The South China Sea arbitration case was a key tipping point in the geopolitics of the South China Sea. It was also an unfortunate episode. Of course, it has gravely damaged China’s standing on this subject within the global community of nations. Besides, some of China’s maritime claims in the South China Sea, particularly its Nine-Dash Line, are hard to justify and deserve to be criticized. But that said, the arbitration case has also been a setback to the cause of international law. The tribunal should never have, in the first instance, found jurisdiction to even rule on the case – given China’s Article 298 reservations. Just as the US has consistently opposed the assumption of jurisdiction by international tribunals without adequate proof of consent, so also was China right to be critical of the tribunal’s excessive jurisdictional reach. Going forward, it would be useful if the principle that the Article 298 reservations are self-defining can be confirmed. Not only would this vindicate China’s reasonable reading of Article 298 but even more significantly it would enable China to return to maintaining its maritime claims but without enforcing them. Hopefully, along the way, China too will revisit some of its non-conforming maritime claims (baselines related particularly) and navigational practices.
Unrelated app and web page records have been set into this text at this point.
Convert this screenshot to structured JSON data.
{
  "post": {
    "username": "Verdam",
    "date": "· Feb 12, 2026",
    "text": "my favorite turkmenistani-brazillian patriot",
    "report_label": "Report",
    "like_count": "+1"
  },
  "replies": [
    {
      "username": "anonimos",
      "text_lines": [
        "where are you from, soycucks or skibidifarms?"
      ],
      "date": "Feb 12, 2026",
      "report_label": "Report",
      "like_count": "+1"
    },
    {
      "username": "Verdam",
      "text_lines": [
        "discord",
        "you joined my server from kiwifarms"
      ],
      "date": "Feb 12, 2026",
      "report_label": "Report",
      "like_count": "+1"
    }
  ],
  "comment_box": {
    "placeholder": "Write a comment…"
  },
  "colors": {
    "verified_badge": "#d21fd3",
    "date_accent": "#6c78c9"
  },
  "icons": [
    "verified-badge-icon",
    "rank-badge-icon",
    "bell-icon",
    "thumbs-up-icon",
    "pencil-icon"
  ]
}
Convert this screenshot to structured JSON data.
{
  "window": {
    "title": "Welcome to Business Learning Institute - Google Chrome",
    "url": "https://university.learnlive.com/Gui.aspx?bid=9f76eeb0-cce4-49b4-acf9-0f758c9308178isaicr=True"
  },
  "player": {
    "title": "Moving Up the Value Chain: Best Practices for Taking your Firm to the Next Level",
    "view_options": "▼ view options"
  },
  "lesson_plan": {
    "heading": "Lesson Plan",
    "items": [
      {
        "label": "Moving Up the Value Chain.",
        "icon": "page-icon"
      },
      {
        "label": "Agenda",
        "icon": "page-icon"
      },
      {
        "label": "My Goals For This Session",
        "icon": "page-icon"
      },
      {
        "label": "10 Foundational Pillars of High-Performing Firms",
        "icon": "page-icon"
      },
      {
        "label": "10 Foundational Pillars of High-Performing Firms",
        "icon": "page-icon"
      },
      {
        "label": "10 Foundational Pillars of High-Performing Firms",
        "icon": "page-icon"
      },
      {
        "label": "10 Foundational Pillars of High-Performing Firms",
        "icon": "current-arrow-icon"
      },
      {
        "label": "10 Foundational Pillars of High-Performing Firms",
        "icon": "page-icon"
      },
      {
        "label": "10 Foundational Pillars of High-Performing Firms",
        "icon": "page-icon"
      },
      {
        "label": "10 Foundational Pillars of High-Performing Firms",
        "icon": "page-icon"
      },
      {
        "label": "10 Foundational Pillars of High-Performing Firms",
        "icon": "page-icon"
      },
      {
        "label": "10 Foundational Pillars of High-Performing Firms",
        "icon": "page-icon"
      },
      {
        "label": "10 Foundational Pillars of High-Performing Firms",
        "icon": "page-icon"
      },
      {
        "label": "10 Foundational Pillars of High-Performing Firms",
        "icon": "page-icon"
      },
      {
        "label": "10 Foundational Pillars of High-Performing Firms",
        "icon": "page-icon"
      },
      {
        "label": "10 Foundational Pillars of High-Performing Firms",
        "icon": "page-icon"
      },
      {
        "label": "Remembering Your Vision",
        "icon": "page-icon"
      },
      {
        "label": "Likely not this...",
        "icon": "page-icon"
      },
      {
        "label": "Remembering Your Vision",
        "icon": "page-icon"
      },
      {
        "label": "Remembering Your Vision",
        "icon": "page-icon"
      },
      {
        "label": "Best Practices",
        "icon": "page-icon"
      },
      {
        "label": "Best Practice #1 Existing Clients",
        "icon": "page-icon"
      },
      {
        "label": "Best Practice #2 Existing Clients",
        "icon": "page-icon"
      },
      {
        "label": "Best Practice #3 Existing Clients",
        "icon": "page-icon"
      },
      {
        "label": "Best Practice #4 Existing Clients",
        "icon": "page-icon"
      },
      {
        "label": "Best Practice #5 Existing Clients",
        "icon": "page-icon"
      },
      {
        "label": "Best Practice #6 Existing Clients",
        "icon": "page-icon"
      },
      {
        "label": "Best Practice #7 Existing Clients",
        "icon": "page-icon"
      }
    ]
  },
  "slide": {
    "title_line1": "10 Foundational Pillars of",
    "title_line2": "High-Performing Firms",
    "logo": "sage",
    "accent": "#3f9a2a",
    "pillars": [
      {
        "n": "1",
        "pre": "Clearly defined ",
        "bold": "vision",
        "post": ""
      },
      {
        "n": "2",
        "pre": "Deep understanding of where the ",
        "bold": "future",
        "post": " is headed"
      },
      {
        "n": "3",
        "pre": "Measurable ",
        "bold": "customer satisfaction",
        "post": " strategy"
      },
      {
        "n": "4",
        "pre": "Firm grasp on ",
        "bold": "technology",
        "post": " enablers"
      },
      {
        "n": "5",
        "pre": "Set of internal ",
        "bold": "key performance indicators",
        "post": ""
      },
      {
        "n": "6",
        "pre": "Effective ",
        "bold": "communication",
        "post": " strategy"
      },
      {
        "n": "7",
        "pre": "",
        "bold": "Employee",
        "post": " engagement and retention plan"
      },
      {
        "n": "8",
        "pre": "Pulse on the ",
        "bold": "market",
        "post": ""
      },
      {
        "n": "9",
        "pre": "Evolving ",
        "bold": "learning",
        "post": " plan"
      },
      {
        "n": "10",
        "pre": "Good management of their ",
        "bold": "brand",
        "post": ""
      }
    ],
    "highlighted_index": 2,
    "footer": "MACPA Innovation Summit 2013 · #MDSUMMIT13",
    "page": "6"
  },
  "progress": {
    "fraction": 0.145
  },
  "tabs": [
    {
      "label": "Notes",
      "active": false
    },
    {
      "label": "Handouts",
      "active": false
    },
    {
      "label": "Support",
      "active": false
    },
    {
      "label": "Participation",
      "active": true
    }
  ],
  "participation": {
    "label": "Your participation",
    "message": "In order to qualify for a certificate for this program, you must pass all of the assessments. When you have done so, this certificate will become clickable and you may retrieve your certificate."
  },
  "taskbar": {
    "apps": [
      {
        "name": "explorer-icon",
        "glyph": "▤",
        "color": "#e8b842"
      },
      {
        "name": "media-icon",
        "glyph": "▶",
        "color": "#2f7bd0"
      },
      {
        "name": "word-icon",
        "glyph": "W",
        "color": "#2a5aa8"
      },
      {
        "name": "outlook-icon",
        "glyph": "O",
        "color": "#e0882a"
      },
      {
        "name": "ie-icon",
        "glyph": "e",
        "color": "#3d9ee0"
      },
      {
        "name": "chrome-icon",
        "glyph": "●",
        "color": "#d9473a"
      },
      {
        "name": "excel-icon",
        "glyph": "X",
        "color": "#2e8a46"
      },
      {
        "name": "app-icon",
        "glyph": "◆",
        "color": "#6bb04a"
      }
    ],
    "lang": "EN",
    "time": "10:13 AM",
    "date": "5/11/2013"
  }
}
The Law of the Sea-related practices in the Arctic area, under the aegis of the Arctic Council, could provide some refreshing implications and ideas for managing the quarrels in the South China Sea. Perhaps the most important takeaway from the Arctic Council’s practices is that member states of the Council chart the (LOS-consistent) parameters of engagement and cooperation for all parties while extra-regional observer states defer and operate within these parameters. Applied wisely, this principle could stabilize interactions among, both, claimants in the South China Sea as well as interactions between coastal states and extra-regional states in the South China Sea. Separately, the Arctic is also an arena where the U.S. and China for the most part enjoy converging interests, including on issue areas that touch upon aspects of the Law of the Sea – be it conservation and climate change, marine scientific research, or construction of port and infrastructure facilities. The two countries should aim to realize such cooperative activities, which could play a useful role in stabilizing the troubled state of their current ties.
Closing Remarks: Dr. Liu Yanwei, Director of the Carter Institute